As the year untangles, an average viewer is pretty much already aware what names will be nominated for the big awards, and what titles people will spend months flipping and turning and chatting about. Not only do we observe wannabe movie buffs repeating the wise words and analyses of their equally as wannabe movie gurus, but we also keep seeing the very same commentary and unoriginal interpretations of the very same movies everyone is watching.
We are kind of growing tired of that. With the Academy enlisting quite an interesting new Popular Film category last year, and the same releases being discussed over and over again, we have decided to put an end to the mainstream culture in cinematography.
What follows is our list and a brief description of more or less subjectively obscure movies that got overshadowed by relatively inapt contemporaries.
Fuelling on Originality
It has been said many times before, and we will maintain it for good. If you watch what everyone else is watching, you will become like everyone else. For some individuals that might not be an issue, but if you are in pursuit of uniqueness and individuality, we are on the same page.
dir. Drake Doremus
Perhaps the least hipster of all on the list, the 2015 masterpiece Equals (above) is set in a dystopian future where two seemingly emotionless humans grow to develop an infatuation for each other. In a world where feelings are a crime and chatterboxes are de garde to turn any sign of humanity in to the faceless officials, the pair dares to live their common dream and be against the system. However, nothing lasts forever, and Silas (Nicholas Hoult) and Nia (Kristen Stewart) face a predicament that might become the turning point not only for their relationship, but also for their lives.
13 Hours (2016)
dir. Michael Bay
This John Krasinski-starring piece was in fact recognised by the Academy, but for the wrong reasons. 13 Hours is certainly an action-packed film with impressively immersive sound effects which can also be heard in popular video games and online slots that you can find right here on authority websites such as Casino Bloke. However, that is not where this film’s peculiarity stops. The history-based movie takes place during the World War II, and tells a heartfelt story of perseverance, compassion and love for other beings.
Beach Rats (2017)
dir. Eliza Hittman
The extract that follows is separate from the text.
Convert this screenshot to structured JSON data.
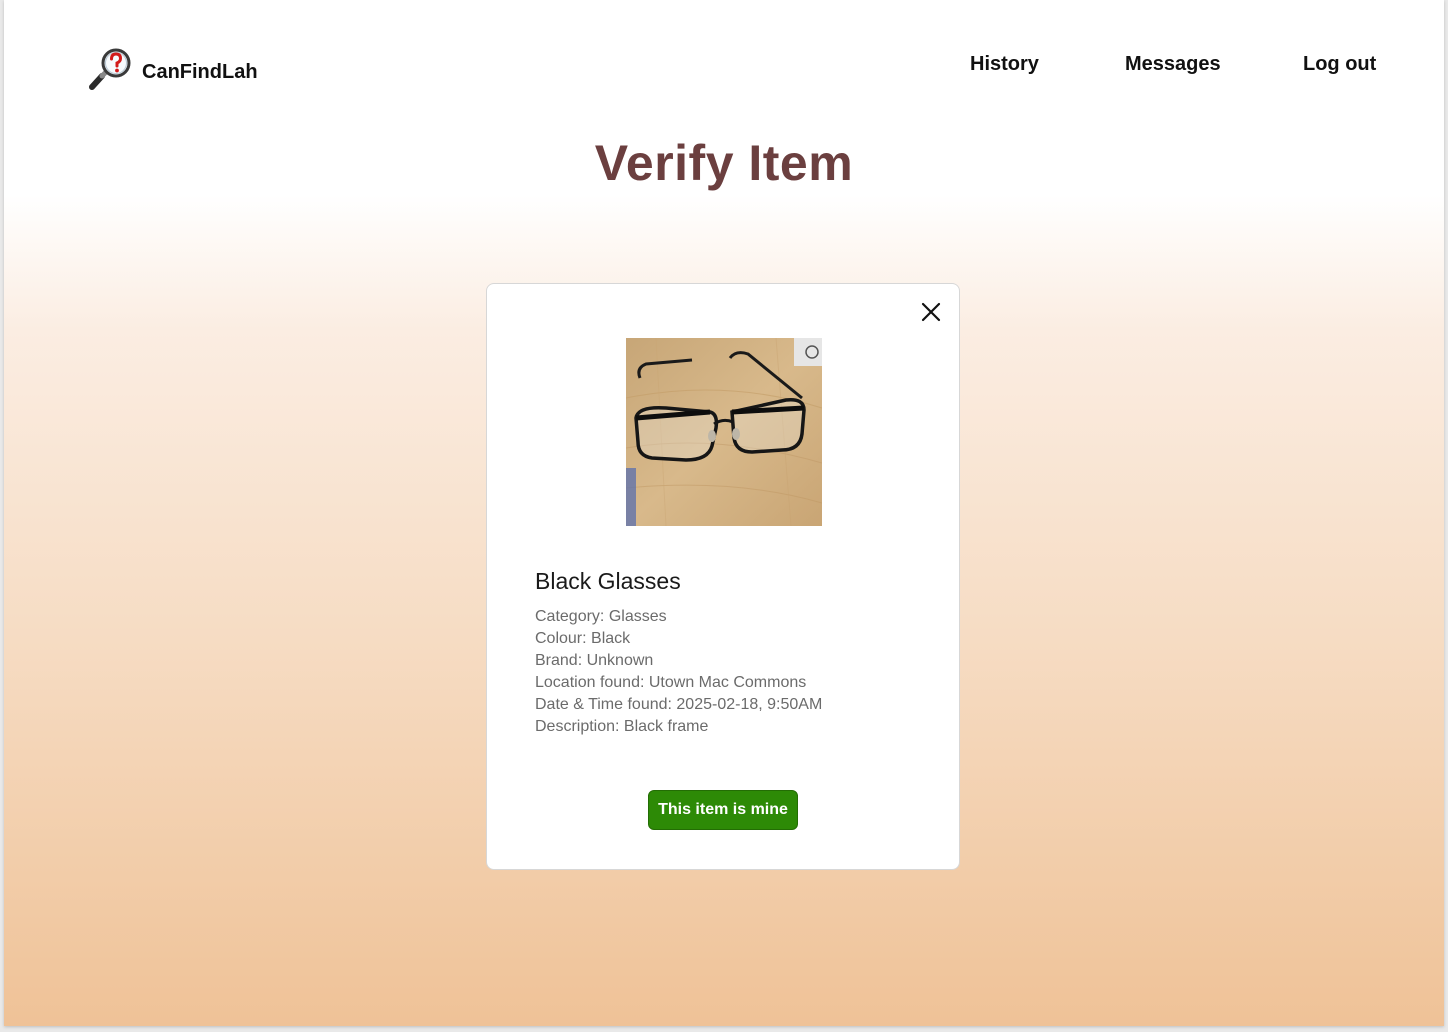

The modern current flows through every hole, and it is still a puzzle to us who it is that decides who gets to be popular and who does not. The year of 2017 was basically synonymous with Call Me by Your Name, an LGBT+ work of art that obfuscated another quality number of a similar topic. In the spirit of the pride month, we are taking a moment to appreciate the Eliza Hittman-directed and written inclusive and Sundance-winning magnum opus. Beach Rats tells a perplexing and controversial coming-of-age story of a Brooklyn teenager who is experimenting with his sexuality. In his search for his sexual identity, Frankie (Harris Dickinson) deals with numerous obstacles that await a boy throughout puberty.
dir. Joe Penna
Almost entirely deprived of dialogue, Arctic is something we rarely see nowadays. Carrying a strong and poignant message of struggle and survival, this cooling tour de force shows the best of Mads Mikkelsen (top pic). The cast consists of three persons only, and they exchange but a few words before one of them passes away. The remaining two are left to combat the cruel Arctic weather and display to what lengths a human being is capable of reaching when facing a life battle.
Fleuve noir (2018)
dir. Erick Zonca
Similar to the Oscars, we will ironically list a single foreign movie. Vincent Cassel (above) dominates the craft of acting in this one. He plays an addicted, listless and self-centred detective who attempts to solve a series of unclear crimes committed in the small town he lives in. The Black Tide is a must-see for every mystery and psychological thriller lover that is sick of people saying no solid mystery was made after The Silence of the Lambs.